A review of the present methods of control of O. latifolia and O. pes caprae has been made and experiments were laid down to test the effectiveness of various soil sterilants on O. latifolia. A new material, Vapam (Sodium N-Methyl di thicarbamate) was found to be almost 100% effective against this species and maintained the soil in a sterile condition for approximately nine days.
The effect of leaching and addition of compost, on a soil rendered sterile by sodium chlorate and borax, was investigated. Large quantities of water quickly leached both chemicals from the soil, which subsequently supported the growth of cress (Lepidium sativum). In comparison, addition of compost reduced sterility only slightly. The microbiological life of the soil was not noticeable reduced, but the composition was altered slightly, on addition of chlorate to the soil.
The effect of plant regulators on O. latifolia was investigated in detail. 2,4-dichlorophenoxyacetic acid (2,4-D), 2,4,5-trichlorophenoxyacetic acid (2,4,5-T), 2-methly, 4-chloro-phenoxyacetic acid and 2-methly, 4-chloro-phenoxybutyric acid (MCPB) were compared in their effects upon Oxalis. 2,4,5-T gave up to a 45% kill of bulbs while 2,4-D was slightly less effective. MCPA and MCPB affected leaves but were generally ineffective against the bulbs. The basal portion of the bulbs was mostly readily affected, recovery being from the central apex or from bulbils attached to the parent bulbs.
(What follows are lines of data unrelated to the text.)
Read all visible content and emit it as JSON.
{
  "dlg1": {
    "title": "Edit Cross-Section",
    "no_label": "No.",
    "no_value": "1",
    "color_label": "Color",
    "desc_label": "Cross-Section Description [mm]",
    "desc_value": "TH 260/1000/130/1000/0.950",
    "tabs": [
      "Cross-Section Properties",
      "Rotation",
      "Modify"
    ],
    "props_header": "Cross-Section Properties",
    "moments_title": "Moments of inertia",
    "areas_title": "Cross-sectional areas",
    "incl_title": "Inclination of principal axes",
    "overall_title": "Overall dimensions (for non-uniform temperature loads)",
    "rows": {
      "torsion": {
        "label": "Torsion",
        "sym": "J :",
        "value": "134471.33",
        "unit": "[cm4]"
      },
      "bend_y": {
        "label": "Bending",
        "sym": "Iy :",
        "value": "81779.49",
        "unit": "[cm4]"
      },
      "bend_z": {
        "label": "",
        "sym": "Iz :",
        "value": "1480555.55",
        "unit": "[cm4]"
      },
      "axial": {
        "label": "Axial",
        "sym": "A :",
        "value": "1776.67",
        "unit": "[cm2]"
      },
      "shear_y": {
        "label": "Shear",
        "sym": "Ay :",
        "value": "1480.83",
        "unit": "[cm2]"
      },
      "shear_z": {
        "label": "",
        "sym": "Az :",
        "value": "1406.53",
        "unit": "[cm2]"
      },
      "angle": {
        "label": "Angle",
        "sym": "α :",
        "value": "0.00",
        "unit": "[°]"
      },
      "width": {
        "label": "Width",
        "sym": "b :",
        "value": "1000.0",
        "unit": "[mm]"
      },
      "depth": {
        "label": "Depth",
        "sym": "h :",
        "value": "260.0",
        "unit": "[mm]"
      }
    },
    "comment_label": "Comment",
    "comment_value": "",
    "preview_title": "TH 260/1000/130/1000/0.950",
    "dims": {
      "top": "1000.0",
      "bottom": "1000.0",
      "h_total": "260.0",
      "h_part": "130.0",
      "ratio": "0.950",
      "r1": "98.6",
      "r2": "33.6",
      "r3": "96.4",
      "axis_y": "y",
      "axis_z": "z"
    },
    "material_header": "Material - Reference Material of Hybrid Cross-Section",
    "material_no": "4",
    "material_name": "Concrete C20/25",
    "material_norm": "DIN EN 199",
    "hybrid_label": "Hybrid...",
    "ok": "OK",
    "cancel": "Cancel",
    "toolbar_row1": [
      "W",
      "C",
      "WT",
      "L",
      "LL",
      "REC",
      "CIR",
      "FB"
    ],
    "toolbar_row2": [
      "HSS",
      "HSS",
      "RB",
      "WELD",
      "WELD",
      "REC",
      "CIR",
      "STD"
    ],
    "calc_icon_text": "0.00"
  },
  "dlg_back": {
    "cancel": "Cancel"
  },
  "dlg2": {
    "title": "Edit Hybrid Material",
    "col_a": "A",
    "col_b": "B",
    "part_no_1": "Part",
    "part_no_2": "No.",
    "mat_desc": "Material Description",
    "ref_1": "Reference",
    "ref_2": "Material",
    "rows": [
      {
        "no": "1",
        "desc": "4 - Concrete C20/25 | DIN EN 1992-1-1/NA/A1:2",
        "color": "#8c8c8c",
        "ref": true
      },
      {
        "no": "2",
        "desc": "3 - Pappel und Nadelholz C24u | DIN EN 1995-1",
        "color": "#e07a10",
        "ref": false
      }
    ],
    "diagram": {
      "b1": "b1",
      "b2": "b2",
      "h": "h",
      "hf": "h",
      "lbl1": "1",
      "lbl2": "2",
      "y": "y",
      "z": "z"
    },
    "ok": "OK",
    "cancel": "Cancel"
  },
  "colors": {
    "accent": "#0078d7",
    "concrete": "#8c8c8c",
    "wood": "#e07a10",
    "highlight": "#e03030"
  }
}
1000 p.p.m. was the most effective concentration used, two sprays, however, at 500 p.p.m. and separated by one week, gave an approximately equivalent leaf kill. The conclusion was reached that the amount entering the plant determined its response, although an excessive concentration in the spray can apparently impair translocation by disrupting leaf tissue.
Spraying in the evening, as contrasted with a morning spray, significantly increased the effect of 2,4-D and 2,4,5-T on Oxalis bulbs, while plants watered with a nutrient solution containing nitrogen, potassium and phosphorus, for three weeks prior to spraying, significantly increased the effect of these plant regulators on Oxalis.
Additives such as sucress, boris acid and urea did not significantly increase or decrease the effect of either 2,4-D or 2,4,5-T on bulbs, but some interesting trends were revealed and discussed.
A study of translocation was made using C¹⁴ labelled 2,4-D applied to the leaves. Autoradiographs indicated at C¹⁴ is moved from the leaves, but does not accumulate to nay great extent in the bulbs and none reaches the untreated leaves within 24 hours. An untreated inflorescence, however, gave a heavy image. Movement thus appears to correspond to movement of carbohydrates in the assimilate stream.
3-amino-1,2,4-triazole (ATA) and maleic hydrazide (MH) did not kill O.latifolia but greatly weakened the plants: time was not available to make full scale investigations with these chemicals.||en